▸ YOUR INSTRUCTIONS: Output the full listing below exactly.

▸ DATA FOR REVIEW:
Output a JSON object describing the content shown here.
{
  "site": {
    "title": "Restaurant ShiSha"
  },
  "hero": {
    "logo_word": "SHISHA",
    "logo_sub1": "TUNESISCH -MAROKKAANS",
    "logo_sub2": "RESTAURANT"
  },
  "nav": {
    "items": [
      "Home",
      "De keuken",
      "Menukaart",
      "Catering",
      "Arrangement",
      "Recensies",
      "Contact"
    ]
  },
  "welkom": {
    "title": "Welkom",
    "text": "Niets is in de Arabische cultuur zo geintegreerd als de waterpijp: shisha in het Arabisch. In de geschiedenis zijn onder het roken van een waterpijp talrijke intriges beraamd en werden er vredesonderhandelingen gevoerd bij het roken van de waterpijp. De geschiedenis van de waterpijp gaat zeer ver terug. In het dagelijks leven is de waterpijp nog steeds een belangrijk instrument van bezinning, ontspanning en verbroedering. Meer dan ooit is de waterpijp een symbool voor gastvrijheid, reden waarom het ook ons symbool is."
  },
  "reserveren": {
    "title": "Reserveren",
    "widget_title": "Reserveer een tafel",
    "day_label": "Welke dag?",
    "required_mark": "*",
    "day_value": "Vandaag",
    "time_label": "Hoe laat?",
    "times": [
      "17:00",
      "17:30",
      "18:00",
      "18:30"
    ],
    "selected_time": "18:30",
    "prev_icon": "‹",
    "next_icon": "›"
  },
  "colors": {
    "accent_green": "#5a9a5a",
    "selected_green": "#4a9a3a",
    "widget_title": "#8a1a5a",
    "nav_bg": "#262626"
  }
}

▸ TASK ANSWER:
Output a JSON object describing the content shown here.
{
  "site": {
    "title": "Restaurant ShiSha"
  },
  "hero": {
    "logo_word": "SHISHA",
    "logo_sub1": "TUNESISCH -MAROKKAANS",
    "logo_sub2": "RESTAURANT"
  },
  "nav": {
    "items": [
      "Home",
      "De keuken",
      "Menukaart",
      "Catering",
      "Arrangement",
      "Recensies",
      "Contact"
    ]
  },
  "welkom": {
    "title": "Welkom",
    "text": "Niets is in de Arabische cultuur zo geintegreerd als de waterpijp: shisha in het Arabisch. In de geschiedenis zijn onder het roken van een waterpijp talrijke intriges beraamd en werden er vredesonderhandelingen gevoerd bij het roken van de waterpijp. De geschiedenis van de waterpijp gaat zeer ver terug. In het dagelijks leven is de waterpijp nog steeds een belangrijk instrument van bezinning, ontspanning en verbroedering. Meer dan ooit is de waterpijp een symbool voor gastvrijheid, reden waarom het ook ons symbool is."
  },
  "reserveren": {
    "title": "Reserveren",
    "widget_title": "Reserveer een tafel",
    "day_label": "Welke dag?",
    "required_mark": "*",
    "day_value": "Vandaag",
    "time_label": "Hoe laat?",
    "times": [
      "17:00",
      "17:30",
      "18:00",
      "18:30"
    ],
    "selected_time": "18:30",
    "prev_icon": "‹",
    "next_icon": "›"
  },
  "colors": {
    "accent_green": "#5a9a5a",
    "selected_green": "#4a9a3a",
    "widget_title": "#8a1a5a",
    "nav_bg": "#262626"
  }
}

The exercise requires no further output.